Weija Dam is a zoned earth fill with rock dam, constructed in 1978. The dam length is 375 m, and the crest height is 17.07 m. It is located 18 km west of Accra city on the Densu River. Its primary purpose is to supply water to many parts of the Greater Accra Metropolitan Area. The dam has a reservoir area of 20.5 km2, with an average water level of 14.33 m. The design storage capacity of the dam is 113.5 × 106 m3. The maximum designed water level and storage capacities are 15.25 m and 143.115 × 106 m3, respectively. The dam identified as a risk class of III with the 2nd highest risk rating of 148.4 within the basin. The seismic hazard analyses performed throughout this study indicate that the Weija dam can be a critical dam within the basins. It will be subjected to a peak ground acceleration of 0.52 g with a maximum credible earthquake of 6.9.

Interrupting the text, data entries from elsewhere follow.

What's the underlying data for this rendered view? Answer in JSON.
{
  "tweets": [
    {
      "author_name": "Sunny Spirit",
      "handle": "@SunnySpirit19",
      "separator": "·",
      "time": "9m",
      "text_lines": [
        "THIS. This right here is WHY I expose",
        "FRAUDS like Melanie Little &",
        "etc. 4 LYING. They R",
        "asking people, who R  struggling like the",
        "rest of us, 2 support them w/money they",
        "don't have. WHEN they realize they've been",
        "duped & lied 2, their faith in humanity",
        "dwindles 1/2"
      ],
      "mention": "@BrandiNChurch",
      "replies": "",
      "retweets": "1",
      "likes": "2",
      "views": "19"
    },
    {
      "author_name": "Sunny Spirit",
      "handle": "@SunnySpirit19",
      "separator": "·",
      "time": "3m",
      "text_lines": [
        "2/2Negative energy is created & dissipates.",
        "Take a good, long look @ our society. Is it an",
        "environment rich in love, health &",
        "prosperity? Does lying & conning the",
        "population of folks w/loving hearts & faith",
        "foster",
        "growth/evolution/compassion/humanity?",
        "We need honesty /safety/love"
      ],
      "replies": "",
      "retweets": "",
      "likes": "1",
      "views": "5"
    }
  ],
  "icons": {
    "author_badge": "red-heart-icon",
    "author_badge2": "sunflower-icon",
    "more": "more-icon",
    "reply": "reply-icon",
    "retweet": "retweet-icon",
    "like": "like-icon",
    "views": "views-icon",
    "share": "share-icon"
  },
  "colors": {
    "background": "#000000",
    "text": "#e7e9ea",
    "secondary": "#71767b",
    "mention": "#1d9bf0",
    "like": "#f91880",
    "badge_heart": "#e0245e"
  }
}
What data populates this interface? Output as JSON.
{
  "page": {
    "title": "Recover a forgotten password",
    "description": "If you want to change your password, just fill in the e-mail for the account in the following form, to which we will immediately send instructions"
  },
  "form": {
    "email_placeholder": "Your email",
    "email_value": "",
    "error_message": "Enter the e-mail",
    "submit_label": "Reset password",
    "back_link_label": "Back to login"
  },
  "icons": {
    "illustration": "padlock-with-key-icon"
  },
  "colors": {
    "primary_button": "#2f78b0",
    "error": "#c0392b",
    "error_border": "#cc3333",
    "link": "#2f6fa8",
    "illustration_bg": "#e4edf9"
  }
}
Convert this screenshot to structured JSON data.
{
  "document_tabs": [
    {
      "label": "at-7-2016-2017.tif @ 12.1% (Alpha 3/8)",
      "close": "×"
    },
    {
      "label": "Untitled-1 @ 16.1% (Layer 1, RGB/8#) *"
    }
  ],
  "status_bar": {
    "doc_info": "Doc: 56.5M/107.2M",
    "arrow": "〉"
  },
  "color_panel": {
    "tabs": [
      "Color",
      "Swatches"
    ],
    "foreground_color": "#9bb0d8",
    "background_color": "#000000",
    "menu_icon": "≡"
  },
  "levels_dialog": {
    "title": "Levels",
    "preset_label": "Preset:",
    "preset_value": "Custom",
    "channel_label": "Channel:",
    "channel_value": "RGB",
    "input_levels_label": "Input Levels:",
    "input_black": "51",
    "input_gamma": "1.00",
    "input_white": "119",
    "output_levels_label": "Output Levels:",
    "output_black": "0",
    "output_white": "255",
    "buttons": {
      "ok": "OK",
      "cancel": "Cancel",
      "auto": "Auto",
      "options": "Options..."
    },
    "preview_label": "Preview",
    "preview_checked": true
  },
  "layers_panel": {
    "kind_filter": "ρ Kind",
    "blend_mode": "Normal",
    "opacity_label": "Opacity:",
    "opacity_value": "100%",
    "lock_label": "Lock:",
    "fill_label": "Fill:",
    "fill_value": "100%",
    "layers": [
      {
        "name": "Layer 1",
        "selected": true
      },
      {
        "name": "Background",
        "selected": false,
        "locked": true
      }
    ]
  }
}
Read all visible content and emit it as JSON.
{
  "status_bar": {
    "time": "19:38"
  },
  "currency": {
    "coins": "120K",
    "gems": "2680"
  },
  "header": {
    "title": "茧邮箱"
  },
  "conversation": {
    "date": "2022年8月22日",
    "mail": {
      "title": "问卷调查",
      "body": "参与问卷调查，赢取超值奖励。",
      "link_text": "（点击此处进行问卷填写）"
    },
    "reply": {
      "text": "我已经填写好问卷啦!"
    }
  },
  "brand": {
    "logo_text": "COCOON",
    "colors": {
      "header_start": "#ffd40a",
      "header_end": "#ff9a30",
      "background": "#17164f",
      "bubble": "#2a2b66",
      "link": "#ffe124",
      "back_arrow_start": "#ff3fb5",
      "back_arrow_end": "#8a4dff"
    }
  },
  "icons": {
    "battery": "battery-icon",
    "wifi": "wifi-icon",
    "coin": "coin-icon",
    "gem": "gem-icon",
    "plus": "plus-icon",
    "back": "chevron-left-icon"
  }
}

Kpong dam is a rockfill embankment dam on the lower Volta River, located 65 km northeast of Accra. It has a 20-m height from the riverbed and a reservoir capacity of 200 × 106 m3. Its construction started in 1977 and was entirely completed in 1982. It was designed to generate 160 MW of electricity and to provide irrigation service to the host environment. Therefore, it will be subjected to a high PGA value (0.41 g) with a maximum credible earthquake of 5.5.

5 Conclusions

For dams with a wall high from 17 to 134 m in the West Coast Basin of Ghana, the seismic hazard and risk rating on three large dams were performed based on the Bureau (2003) methodology. As a result, the following results have been concluded:

  1. i.

    The three selected dams have shown moderate- to high-risk classes at the value range (102.7–148.4). The PGA values range from 0.31 g to 0.52 g (high classes). In this study, one destructive earthquake reported within the last 100 years is the 6.4 Mw 1939 Accra (Ghana) earthquake. This earthquake may have influenced the seismic results. Therefore, dam implementation in Ghana by the National Dam Safety Program for dams and their appurtenant structures is encouraged.

  2. ii.

    The three dams identified in the study region are old, and their age rise from 38 to 56 years: therefore, these dams should be inspected, analysed seismically, and redesigned if necessary.

  3. iii.

    Akosombo dam is identified as a risk class of II with the large reservoir on the main river and still under operation. Prioritise dams with a moderate to high-risk rating that provide electricity for more than one country in the study basin.

  4. iv.

    A detailed assessment for the three dams in the future should include stability, reliability, and dynamic analyses to determine the possible dam failures.